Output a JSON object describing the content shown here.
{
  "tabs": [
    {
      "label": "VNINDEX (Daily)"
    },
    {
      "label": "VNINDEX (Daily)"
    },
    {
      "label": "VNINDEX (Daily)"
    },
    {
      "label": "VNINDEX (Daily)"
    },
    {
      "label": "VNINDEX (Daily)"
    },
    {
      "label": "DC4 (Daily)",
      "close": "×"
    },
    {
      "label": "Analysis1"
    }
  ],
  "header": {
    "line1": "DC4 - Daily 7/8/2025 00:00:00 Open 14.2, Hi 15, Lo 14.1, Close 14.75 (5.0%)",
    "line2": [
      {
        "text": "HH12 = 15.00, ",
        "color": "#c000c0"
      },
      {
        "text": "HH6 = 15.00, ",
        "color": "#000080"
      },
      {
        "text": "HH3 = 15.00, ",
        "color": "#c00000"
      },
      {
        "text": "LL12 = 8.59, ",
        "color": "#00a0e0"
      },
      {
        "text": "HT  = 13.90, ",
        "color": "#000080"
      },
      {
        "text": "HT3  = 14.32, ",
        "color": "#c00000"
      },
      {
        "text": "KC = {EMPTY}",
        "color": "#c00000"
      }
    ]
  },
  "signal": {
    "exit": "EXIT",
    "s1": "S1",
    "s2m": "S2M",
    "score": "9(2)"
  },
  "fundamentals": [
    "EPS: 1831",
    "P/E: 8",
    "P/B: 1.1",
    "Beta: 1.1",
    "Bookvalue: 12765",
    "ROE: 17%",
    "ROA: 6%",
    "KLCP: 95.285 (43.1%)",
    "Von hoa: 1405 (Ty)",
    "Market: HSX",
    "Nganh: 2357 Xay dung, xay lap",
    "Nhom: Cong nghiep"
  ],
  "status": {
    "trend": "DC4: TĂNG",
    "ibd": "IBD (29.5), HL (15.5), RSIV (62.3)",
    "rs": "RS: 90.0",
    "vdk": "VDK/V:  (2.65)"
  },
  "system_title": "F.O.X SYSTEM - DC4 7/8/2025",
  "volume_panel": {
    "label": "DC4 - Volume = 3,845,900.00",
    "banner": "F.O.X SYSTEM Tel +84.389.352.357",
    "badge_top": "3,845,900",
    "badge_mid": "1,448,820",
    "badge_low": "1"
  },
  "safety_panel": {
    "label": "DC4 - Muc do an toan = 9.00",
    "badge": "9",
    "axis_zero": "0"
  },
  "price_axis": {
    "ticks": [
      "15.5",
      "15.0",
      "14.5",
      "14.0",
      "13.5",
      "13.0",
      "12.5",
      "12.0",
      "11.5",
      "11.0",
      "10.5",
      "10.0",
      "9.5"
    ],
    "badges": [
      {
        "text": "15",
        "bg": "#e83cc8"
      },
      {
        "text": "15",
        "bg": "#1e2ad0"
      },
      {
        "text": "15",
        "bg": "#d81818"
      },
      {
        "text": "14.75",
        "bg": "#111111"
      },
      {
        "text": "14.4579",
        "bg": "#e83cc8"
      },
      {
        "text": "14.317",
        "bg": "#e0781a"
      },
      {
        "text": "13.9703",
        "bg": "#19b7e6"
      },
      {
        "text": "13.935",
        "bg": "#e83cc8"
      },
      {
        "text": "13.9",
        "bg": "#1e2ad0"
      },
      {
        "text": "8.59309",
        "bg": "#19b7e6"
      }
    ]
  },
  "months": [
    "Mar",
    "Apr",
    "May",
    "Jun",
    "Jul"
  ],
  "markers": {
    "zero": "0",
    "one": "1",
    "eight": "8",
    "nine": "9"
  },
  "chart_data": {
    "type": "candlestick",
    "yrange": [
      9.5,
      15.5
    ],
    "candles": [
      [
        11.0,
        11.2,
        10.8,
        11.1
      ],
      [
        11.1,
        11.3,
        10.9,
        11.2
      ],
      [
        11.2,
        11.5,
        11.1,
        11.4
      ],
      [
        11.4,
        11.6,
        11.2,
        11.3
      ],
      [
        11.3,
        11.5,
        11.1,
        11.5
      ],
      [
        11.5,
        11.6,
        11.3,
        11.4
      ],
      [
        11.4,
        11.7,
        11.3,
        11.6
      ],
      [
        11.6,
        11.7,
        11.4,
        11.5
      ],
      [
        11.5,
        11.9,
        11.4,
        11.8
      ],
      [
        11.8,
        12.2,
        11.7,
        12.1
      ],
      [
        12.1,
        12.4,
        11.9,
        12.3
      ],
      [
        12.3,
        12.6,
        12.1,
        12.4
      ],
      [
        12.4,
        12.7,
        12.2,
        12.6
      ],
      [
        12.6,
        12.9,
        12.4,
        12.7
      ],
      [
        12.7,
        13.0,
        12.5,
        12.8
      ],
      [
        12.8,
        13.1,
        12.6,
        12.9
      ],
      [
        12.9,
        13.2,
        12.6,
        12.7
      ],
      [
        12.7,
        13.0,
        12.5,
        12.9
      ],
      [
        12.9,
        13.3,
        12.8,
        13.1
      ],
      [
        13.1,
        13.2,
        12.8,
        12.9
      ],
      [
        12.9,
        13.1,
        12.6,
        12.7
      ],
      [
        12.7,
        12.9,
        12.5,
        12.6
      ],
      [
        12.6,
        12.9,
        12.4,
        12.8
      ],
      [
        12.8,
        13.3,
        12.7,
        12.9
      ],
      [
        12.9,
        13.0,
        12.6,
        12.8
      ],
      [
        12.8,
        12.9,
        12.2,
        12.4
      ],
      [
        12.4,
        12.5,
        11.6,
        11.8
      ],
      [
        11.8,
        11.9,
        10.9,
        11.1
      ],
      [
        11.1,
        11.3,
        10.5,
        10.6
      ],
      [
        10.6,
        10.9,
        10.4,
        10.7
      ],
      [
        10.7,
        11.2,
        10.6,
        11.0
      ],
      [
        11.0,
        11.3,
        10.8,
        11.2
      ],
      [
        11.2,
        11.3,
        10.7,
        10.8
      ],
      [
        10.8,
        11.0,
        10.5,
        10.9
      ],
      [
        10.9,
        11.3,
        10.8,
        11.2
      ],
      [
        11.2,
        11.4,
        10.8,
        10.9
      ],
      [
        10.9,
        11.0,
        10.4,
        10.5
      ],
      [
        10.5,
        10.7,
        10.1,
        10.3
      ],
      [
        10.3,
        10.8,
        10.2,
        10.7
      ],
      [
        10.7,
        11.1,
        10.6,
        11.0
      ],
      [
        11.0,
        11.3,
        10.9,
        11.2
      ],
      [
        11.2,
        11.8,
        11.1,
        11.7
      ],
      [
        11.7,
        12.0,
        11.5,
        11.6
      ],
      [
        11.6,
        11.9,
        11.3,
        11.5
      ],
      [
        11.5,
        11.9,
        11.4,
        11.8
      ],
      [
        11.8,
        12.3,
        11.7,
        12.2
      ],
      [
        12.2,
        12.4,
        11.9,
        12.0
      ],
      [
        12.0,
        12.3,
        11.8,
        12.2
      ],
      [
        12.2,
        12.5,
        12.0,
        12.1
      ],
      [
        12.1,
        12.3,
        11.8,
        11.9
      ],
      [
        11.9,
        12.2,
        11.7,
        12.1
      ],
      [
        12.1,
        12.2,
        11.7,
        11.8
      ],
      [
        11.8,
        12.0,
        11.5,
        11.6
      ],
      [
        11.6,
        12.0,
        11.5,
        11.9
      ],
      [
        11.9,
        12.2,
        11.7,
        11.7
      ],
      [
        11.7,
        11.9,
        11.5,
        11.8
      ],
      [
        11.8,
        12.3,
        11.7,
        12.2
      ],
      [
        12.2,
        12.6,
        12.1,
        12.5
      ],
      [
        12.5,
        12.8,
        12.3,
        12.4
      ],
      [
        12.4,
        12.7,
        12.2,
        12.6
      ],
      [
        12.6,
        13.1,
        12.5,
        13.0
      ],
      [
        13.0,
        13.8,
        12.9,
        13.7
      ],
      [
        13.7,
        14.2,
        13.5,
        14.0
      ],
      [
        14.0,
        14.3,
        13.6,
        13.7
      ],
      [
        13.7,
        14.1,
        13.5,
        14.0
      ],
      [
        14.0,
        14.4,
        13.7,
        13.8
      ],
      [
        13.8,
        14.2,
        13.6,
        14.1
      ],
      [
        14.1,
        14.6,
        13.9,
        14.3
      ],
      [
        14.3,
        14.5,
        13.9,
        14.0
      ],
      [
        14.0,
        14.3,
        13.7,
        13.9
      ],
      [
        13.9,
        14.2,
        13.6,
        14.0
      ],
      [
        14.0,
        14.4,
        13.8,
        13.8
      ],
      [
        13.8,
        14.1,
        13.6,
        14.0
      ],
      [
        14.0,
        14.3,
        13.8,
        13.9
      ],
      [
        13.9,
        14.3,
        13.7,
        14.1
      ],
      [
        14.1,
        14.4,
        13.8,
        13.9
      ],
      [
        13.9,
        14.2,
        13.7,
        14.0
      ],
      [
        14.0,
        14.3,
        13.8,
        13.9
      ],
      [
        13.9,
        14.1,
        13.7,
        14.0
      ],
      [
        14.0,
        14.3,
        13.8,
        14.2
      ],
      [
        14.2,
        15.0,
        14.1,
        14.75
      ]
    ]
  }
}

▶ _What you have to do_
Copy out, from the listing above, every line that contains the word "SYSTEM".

▶ _The completed task_
  "system_title": "F.O.X SYSTEM - DC4 7/8/2025",
    "banner": "F.O.X SYSTEM Tel +84.389.352.357",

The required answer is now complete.